Madagascar is a hotspot for whale sharks
ANTANANARIVO (MADAGASCAR)-The isolated island continent of Madagascar is a hotspot for whale sharks. This was confirmed by a new study published in the journal Endangered Species Research this summer.
It revealed that juvenile whale sharks swim to Madagascar to feed. 85 individual sharks were identified in a single season using photographs of their distinctive spot patterns.
An isolated ‘island continent’, famed for animals and plants that exist nowhere else in the world, Madagascar’s nutrient-rich waters are also home to an incredible array of marine life attracting increasing numbers of tourists.
Whale sharks are primarily seen around the small island of Nosy Be, in northwest Madagascar. This area is a globally important hotspot for large marine species, including manta rays, sea turtles, humpback whales and even rare Omura’s whales.
Madagascar Whale Shark Project
The study is part of the Madagascar Whale Shark Project, a collaboration initiated in 2016 by researchers from the Marine Megafauna Foundation, Florida International University, and Mada Megafauna.
Lead author and project leader Stella Diamant said in a press release: “We’ve found that whale sharks regularly visit Nosy Be between September and December. That has led to a growing ecotourism industry, as people travel to see and swim with these gigantic, harmless sharks. We’re still learning about their population structure and movement patterns, but it’s clear the area is an important hotspot for the species.”
Largest fish in the world
Whale sharks are the largest fish in the world, growing up to 20 meters long. However, all of the sharks seen in Madagascar have been juveniles of less than nine meters.
“We identified 85 individual whale sharks over our first season in 2016. Some of the sharks were present across several months. They spend a lot of time in the area and seem to come here to feed,” Diamant said.
The marine biologists uploaded photographs of the sharks’ unique spot patterns to Wildbook for Whale Sharks (a global database of sightings) and compared them with data collected from known feeding areas in the Indian Ocean, including Djibouti, the Maldives, Mozambique, Seychelles and Tanzania, but found no overlap.
“Whale sharks are a globally endangered species due to overfishing, accidental catches and boat strikes. Major declines in sightings have been seen in Mozambique, where we’ve documented a 79% decline in sightings since 2005, and the Seychelles. I was hoping that some of those sharks might have shifted over to Madagascar”, said co-author Dr Simon Pierce, co-founder and principal scientist at the Marine Megafauna Foundation.

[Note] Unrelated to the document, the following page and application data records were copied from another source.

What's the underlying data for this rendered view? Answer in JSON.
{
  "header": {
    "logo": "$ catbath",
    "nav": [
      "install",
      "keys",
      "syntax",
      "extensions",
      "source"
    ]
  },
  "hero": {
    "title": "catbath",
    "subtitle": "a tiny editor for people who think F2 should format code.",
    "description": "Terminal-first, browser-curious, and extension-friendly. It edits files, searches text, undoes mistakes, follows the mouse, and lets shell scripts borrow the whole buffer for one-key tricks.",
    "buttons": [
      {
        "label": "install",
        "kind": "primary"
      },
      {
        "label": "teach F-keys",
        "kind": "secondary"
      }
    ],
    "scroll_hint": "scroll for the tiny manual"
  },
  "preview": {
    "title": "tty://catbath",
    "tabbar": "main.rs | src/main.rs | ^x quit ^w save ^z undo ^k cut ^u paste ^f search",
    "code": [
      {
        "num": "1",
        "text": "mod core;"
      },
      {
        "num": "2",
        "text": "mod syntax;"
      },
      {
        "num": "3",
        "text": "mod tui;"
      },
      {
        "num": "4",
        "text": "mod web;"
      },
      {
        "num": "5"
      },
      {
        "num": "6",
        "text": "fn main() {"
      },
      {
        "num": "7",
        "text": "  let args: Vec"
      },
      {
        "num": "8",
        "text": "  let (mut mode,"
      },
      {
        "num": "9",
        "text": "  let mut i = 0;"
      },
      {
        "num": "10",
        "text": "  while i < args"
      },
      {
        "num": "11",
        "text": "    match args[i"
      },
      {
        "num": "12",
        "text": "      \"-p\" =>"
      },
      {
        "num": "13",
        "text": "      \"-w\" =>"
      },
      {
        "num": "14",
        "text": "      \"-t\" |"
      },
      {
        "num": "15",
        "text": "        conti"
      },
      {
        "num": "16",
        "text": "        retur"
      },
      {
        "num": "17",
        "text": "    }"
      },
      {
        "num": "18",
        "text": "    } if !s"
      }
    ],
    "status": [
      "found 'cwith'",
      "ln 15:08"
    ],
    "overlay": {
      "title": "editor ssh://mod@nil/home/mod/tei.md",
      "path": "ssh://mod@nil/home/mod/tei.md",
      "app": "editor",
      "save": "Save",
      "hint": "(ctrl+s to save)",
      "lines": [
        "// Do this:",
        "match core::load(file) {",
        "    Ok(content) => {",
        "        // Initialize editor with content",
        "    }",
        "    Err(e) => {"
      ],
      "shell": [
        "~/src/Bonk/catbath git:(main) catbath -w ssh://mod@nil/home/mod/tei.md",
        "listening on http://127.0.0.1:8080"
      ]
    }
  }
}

“Unfortunately, that doesn’t seem to be the case. It’s great news for Madagascar though. These sharks can be a major asset for the country. There’s already a good marine ecotourism industry developing”, he added.
Read more at the Madagascar Whaleshark Project.